**Your goal**: Nothing in the records below should be altered when they are retyped.

(Input data begins)

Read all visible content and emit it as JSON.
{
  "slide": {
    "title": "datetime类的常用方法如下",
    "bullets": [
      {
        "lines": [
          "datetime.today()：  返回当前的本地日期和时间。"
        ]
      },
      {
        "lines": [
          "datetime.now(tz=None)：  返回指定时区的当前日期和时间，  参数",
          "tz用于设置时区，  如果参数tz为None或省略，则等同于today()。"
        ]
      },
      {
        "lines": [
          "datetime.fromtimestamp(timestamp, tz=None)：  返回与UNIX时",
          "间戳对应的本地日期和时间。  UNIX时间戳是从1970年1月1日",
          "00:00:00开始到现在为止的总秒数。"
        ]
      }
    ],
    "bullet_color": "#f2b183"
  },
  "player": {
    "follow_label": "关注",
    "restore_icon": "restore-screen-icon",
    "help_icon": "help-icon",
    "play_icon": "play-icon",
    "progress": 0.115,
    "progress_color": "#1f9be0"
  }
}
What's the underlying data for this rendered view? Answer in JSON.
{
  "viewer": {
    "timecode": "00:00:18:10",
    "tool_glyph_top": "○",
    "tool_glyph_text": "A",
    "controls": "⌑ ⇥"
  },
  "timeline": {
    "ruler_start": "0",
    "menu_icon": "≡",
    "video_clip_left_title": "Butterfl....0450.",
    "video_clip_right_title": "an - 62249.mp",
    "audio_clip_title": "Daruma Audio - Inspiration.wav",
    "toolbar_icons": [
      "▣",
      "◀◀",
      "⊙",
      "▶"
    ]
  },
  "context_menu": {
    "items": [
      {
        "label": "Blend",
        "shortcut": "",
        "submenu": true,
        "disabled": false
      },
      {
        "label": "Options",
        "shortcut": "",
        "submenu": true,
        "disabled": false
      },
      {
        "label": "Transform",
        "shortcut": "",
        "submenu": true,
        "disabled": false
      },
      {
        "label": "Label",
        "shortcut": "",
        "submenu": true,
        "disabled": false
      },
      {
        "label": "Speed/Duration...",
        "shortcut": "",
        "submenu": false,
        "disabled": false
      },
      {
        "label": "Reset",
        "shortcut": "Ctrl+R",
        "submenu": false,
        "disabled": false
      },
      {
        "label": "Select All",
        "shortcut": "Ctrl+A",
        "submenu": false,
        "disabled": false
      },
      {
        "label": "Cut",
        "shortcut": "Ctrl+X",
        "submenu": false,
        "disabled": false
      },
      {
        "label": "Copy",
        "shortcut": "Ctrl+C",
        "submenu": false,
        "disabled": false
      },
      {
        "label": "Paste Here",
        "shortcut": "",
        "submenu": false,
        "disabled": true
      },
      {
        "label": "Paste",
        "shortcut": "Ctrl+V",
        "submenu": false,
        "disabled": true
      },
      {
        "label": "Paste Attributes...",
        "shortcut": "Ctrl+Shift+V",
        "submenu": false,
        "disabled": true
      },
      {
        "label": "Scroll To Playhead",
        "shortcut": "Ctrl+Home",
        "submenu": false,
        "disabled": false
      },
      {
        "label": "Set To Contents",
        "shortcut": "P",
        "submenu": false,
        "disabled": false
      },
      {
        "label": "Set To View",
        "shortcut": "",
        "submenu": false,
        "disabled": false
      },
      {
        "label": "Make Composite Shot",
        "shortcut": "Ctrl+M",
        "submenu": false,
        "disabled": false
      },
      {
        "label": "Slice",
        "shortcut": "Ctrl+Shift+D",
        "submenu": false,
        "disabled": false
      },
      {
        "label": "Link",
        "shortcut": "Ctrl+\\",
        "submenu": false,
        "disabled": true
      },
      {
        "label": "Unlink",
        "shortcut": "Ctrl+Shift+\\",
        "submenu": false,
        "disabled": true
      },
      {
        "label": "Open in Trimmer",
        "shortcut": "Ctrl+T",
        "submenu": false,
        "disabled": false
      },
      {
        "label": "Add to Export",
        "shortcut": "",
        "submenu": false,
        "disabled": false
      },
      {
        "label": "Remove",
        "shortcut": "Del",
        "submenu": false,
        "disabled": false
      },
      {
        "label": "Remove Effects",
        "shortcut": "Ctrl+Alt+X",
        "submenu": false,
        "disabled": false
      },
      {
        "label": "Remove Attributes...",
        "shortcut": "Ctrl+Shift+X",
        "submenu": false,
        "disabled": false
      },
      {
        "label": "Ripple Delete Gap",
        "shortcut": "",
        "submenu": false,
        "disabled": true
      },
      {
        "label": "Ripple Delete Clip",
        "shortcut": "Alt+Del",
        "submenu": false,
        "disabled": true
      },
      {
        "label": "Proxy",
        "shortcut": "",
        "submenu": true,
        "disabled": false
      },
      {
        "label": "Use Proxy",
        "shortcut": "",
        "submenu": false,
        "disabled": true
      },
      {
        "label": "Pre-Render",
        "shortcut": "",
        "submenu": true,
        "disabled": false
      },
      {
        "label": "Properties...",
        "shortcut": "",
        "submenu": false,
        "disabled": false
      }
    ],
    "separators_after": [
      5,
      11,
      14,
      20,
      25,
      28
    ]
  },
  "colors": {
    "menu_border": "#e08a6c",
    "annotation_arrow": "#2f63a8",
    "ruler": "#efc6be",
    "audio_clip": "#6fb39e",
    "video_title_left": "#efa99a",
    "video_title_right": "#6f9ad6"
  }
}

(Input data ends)

**Solution below**:
Read all visible content and emit it as JSON.
{
  "slide": {
    "title": "datetime类的常用方法如下",
    "bullets": [
      {
        "lines": [
          "datetime.today()：  返回当前的本地日期和时间。"
        ]
      },
      {
        "lines": [
          "datetime.now(tz=None)：  返回指定时区的当前日期和时间，  参数",
          "tz用于设置时区，  如果参数tz为None或省略，则等同于today()。"
        ]
      },
      {
        "lines": [
          "datetime.fromtimestamp(timestamp, tz=None)：  返回与UNIX时",
          "间戳对应的本地日期和时间。  UNIX时间戳是从1970年1月1日",
          "00:00:00开始到现在为止的总秒数。"
        ]
      }
    ],
    "bullet_color": "#f2b183"
  },
  "player": {
    "follow_label": "关注",
    "restore_icon": "restore-screen-icon",
    "help_icon": "help-icon",
    "play_icon": "play-icon",
    "progress": 0.115,
    "progress_color": "#1f9be0"
  }
}
What's the underlying data for this rendered view? Answer in JSON.
{
  "viewer": {
    "timecode": "00:00:18:10",
    "tool_glyph_top": "○",
    "tool_glyph_text": "A",
    "controls": "⌑ ⇥"
  },
  "timeline": {
    "ruler_start": "0",
    "menu_icon": "≡",
    "video_clip_left_title": "Butterfl....0450.",
    "video_clip_right_title": "an - 62249.mp",
    "audio_clip_title": "Daruma Audio - Inspiration.wav",
    "toolbar_icons": [
      "▣",
      "◀◀",
      "⊙",
      "▶"
    ]
  },
  "context_menu": {
    "items": [
      {
        "label": "Blend",
        "shortcut": "",
        "submenu": true,
        "disabled": false
      },
      {
        "label": "Options",
        "shortcut": "",
        "submenu": true,
        "disabled": false
      },
      {
        "label": "Transform",
        "shortcut": "",
        "submenu": true,
        "disabled": false
      },
      {
        "label": "Label",
        "shortcut": "",
        "submenu": true,
        "disabled": false
      },
      {
        "label": "Speed/Duration...",
        "shortcut": "",
        "submenu": false,
        "disabled": false
      },
      {
        "label": "Reset",
        "shortcut": "Ctrl+R",
        "submenu": false,
        "disabled": false
      },
      {
        "label": "Select All",
        "shortcut": "Ctrl+A",
        "submenu": false,
        "disabled": false
      },
      {
        "label": "Cut",
        "shortcut": "Ctrl+X",
        "submenu": false,
        "disabled": false
      },
      {
        "label": "Copy",
        "shortcut": "Ctrl+C",
        "submenu": false,
        "disabled": false
      },
      {
        "label": "Paste Here",
        "shortcut": "",
        "submenu": false,
        "disabled": true
      },
      {
        "label": "Paste",
        "shortcut": "Ctrl+V",
        "submenu": false,
        "disabled": true
      },
      {
        "label": "Paste Attributes...",
        "shortcut": "Ctrl+Shift+V",
        "submenu": false,
        "disabled": true
      },
      {
        "label": "Scroll To Playhead",
        "shortcut": "Ctrl+Home",
        "submenu": false,
        "disabled": false
      },
      {
        "label": "Set To Contents",
        "shortcut": "P",
        "submenu": false,
        "disabled": false
      },
      {
        "label": "Set To View",
        "shortcut": "",
        "submenu": false,
        "disabled": false
      },
      {
        "label": "Make Composite Shot",
        "shortcut": "Ctrl+M",
        "submenu": false,
        "disabled": false
      },
      {
        "label": "Slice",
        "shortcut": "Ctrl+Shift+D",
        "submenu": false,
        "disabled": false
      },
      {
        "label": "Link",
        "shortcut": "Ctrl+\\",
        "submenu": false,
        "disabled": true
      },
      {
        "label": "Unlink",
        "shortcut": "Ctrl+Shift+\\",
        "submenu": false,
        "disabled": true
      },
      {
        "label": "Open in Trimmer",
        "shortcut": "Ctrl+T",
        "submenu": false,
        "disabled": false
      },
      {
        "label": "Add to Export",
        "shortcut": "",
        "submenu": false,
        "disabled": false
      },
      {
        "label": "Remove",
        "shortcut": "Del",
        "submenu": false,
        "disabled": false
      },
      {
        "label": "Remove Effects",
        "shortcut": "Ctrl+Alt+X",
        "submenu": false,
        "disabled": false
      },
      {
        "label": "Remove Attributes...",
        "shortcut": "Ctrl+Shift+X",
        "submenu": false,
        "disabled": false
      },
      {
        "label": "Ripple Delete Gap",
        "shortcut": "",
        "submenu": false,
        "disabled": true
      },
      {
        "label": "Ripple Delete Clip",
        "shortcut": "Alt+Del",
        "submenu": false,
        "disabled": true
      },
      {
        "label": "Proxy",
        "shortcut": "",
        "submenu": true,
        "disabled": false
      },
      {
        "label": "Use Proxy",
        "shortcut": "",
        "submenu": false,
        "disabled": true
      },
      {
        "label": "Pre-Render",
        "shortcut": "",
        "submenu": true,
        "disabled": false
      },
      {
        "label": "Properties...",
        "shortcut": "",
        "submenu": false,
        "disabled": false
      }
    ],
    "separators_after": [
      5,
      11,
      14,
      20,
      25,
      28
    ]
  },
  "colors": {
    "menu_border": "#e08a6c",
    "annotation_arrow": "#2f63a8",
    "ruler": "#efc6be",
    "audio_clip": "#6fb39e",
    "video_title_left": "#efa99a",
    "video_title_right": "#6f9ad6"
  }
}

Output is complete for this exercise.